• **WHAT TO DO**
Send back every record word for word, with nothing missing.

[Dataset excerpts]
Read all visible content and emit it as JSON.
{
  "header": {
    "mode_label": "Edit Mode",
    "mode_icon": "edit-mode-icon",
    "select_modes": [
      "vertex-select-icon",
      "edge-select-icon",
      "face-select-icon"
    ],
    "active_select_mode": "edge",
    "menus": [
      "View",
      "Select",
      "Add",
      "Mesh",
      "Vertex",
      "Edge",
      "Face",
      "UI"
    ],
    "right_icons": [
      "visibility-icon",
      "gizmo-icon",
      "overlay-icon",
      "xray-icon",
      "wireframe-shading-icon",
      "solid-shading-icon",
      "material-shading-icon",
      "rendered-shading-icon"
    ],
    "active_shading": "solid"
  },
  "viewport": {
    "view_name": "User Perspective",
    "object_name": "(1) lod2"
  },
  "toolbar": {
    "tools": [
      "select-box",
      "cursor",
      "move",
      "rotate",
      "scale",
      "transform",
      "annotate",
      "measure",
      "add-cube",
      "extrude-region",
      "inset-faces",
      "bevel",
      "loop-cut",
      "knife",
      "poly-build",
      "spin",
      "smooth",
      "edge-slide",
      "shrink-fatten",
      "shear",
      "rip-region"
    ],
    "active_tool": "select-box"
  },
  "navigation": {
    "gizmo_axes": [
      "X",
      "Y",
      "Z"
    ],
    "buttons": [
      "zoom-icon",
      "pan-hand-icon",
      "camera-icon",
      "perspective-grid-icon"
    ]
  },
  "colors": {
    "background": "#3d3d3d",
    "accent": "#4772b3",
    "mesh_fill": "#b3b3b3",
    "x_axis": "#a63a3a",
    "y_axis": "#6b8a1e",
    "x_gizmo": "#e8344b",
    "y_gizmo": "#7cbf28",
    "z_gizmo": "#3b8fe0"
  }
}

• **RESULT BELOW**
Read all visible content and emit it as JSON.
{
  "header": {
    "mode_label": "Edit Mode",
    "mode_icon": "edit-mode-icon",
    "select_modes": [
      "vertex-select-icon",
      "edge-select-icon",
      "face-select-icon"
    ],
    "active_select_mode": "edge",
    "menus": [
      "View",
      "Select",
      "Add",
      "Mesh",
      "Vertex",
      "Edge",
      "Face",
      "UI"
    ],
    "right_icons": [
      "visibility-icon",
      "gizmo-icon",
      "overlay-icon",
      "xray-icon",
      "wireframe-shading-icon",
      "solid-shading-icon",
      "material-shading-icon",
      "rendered-shading-icon"
    ],
    "active_shading": "solid"
  },
  "viewport": {
    "view_name": "User Perspective",
    "object_name": "(1) lod2"
  },
  "toolbar": {
    "tools": [
      "select-box",
      "cursor",
      "move",
      "rotate",
      "scale",
      "transform",
      "annotate",
      "measure",
      "add-cube",
      "extrude-region",
      "inset-faces",
      "bevel",
      "loop-cut",
      "knife",
      "poly-build",
      "spin",
      "smooth",
      "edge-slide",
      "shrink-fatten",
      "shear",
      "rip-region"
    ],
    "active_tool": "select-box"
  },
  "navigation": {
    "gizmo_axes": [
      "X",
      "Y",
      "Z"
    ],
    "buttons": [
      "zoom-icon",
      "pan-hand-icon",
      "camera-icon",
      "perspective-grid-icon"
    ]
  },
  "colors": {
    "background": "#3d3d3d",
    "accent": "#4772b3",
    "mesh_fill": "#b3b3b3",
    "x_axis": "#a63a3a",
    "y_axis": "#6b8a1e",
    "x_gizmo": "#e8344b",
    "y_gizmo": "#7cbf28",
    "z_gizmo": "#3b8fe0"
  }
}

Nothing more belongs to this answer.